*** Opening of EXTRACTED RECORDS ***

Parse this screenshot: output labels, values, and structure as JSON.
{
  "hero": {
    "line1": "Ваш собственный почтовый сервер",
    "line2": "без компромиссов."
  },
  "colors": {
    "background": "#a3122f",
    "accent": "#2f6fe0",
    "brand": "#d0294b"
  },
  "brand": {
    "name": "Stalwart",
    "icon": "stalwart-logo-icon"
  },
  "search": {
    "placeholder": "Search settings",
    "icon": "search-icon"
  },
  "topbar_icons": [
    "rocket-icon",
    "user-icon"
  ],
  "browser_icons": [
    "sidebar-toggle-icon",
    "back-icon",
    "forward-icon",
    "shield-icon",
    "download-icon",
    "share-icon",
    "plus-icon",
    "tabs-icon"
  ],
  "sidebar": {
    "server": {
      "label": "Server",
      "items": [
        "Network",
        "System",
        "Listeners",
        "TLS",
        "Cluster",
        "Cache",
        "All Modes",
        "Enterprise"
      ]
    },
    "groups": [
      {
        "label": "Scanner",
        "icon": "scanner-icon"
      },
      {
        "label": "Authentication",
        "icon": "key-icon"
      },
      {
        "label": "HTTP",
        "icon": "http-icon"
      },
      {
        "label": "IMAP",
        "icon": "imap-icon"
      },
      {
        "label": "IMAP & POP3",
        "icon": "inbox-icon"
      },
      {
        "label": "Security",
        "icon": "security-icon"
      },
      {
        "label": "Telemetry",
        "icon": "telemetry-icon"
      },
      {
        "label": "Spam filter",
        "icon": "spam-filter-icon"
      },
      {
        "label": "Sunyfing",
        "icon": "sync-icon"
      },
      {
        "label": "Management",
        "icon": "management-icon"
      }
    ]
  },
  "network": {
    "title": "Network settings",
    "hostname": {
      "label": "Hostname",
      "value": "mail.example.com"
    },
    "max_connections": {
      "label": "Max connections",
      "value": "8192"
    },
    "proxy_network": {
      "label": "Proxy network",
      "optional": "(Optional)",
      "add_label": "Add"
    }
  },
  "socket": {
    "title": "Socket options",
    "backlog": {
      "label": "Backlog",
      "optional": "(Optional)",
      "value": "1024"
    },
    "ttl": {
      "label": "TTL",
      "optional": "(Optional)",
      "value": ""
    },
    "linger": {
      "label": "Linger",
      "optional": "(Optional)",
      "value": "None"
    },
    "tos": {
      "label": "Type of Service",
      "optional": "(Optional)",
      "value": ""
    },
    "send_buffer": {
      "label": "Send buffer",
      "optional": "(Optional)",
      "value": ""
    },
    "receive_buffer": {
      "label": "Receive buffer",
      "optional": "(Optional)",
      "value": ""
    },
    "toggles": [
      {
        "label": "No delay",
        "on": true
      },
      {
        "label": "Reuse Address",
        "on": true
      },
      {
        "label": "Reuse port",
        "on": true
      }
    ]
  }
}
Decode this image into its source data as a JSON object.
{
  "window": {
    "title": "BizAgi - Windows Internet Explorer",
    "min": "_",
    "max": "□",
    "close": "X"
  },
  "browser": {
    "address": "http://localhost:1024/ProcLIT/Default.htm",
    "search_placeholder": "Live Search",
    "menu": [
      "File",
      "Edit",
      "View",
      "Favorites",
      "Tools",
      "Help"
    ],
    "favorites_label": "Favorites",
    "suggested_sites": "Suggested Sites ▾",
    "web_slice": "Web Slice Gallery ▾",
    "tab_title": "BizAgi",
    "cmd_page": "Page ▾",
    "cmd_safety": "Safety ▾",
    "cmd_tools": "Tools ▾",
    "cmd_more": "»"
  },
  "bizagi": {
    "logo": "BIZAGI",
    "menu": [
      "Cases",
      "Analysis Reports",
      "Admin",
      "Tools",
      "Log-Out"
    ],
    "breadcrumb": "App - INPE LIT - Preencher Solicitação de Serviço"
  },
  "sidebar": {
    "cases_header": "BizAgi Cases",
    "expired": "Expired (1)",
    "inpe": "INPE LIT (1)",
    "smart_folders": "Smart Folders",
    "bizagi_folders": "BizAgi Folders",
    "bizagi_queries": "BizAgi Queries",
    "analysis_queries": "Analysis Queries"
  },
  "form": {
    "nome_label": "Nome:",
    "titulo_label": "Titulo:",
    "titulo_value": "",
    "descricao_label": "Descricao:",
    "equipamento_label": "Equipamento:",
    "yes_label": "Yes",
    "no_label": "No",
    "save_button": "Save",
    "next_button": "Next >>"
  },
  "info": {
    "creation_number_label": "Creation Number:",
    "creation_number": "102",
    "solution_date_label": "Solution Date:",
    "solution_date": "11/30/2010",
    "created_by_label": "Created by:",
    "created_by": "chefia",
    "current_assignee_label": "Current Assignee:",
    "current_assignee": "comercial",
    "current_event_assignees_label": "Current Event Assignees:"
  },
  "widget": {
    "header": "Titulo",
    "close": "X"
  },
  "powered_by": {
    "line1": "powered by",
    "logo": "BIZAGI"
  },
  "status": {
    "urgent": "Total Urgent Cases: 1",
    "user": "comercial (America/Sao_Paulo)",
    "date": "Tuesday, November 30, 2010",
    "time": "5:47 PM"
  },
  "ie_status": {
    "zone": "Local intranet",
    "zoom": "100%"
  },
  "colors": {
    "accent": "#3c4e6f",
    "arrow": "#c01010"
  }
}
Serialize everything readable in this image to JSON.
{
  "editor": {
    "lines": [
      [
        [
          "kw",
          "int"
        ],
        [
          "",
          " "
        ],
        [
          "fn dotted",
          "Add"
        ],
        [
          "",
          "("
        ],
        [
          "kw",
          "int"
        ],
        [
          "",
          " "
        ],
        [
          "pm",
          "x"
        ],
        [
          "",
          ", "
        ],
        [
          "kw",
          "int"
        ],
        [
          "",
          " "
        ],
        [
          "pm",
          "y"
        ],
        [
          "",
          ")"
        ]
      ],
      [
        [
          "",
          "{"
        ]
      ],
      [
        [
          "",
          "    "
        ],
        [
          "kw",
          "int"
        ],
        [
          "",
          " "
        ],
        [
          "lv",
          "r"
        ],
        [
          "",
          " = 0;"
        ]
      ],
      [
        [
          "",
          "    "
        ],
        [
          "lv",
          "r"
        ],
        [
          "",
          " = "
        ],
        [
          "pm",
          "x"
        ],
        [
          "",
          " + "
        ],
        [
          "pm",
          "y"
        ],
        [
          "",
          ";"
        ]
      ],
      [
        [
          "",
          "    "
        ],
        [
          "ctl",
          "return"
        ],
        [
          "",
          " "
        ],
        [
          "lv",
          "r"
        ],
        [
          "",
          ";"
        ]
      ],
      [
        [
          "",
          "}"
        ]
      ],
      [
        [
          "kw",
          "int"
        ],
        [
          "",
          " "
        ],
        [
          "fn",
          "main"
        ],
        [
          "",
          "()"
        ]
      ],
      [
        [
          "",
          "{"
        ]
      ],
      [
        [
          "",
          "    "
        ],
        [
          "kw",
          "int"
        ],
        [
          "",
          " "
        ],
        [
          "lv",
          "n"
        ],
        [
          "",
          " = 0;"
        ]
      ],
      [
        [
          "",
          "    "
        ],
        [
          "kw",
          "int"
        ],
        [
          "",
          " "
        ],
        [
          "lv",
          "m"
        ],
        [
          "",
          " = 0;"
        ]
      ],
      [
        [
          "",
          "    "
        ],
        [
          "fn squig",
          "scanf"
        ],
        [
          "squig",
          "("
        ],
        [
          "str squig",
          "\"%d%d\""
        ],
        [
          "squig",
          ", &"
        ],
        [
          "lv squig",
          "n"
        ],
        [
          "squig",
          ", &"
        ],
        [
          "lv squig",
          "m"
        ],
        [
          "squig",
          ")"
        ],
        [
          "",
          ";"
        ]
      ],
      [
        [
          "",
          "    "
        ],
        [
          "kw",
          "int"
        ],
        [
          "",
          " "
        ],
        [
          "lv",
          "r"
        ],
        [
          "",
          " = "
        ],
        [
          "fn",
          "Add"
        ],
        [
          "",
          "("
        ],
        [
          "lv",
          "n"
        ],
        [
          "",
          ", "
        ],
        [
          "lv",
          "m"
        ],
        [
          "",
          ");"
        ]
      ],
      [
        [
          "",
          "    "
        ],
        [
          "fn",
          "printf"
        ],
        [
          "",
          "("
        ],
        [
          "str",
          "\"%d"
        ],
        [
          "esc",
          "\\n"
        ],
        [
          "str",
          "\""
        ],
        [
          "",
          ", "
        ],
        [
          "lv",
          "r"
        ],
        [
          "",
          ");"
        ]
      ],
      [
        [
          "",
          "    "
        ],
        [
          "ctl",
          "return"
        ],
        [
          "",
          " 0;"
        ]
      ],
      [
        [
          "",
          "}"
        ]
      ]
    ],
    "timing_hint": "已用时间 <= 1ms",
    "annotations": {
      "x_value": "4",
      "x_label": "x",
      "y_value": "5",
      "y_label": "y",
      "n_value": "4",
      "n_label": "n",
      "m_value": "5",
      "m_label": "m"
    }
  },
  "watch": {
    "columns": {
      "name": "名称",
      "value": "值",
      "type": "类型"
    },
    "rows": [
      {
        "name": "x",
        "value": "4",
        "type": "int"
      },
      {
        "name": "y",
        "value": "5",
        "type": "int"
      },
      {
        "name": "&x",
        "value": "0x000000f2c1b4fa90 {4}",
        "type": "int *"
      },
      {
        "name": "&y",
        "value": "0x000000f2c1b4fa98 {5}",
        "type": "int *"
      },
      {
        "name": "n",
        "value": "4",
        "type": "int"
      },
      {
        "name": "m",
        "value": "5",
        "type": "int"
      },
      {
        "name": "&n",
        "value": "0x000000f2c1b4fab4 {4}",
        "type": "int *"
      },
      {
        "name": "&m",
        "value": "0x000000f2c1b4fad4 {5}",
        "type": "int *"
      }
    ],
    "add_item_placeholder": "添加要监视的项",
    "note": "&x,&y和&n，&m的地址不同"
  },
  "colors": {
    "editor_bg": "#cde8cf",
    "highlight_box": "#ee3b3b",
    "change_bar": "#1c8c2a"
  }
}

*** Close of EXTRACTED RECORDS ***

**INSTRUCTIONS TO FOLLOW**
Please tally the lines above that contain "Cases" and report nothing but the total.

**SOLUTION TO THE EXERCISE**
3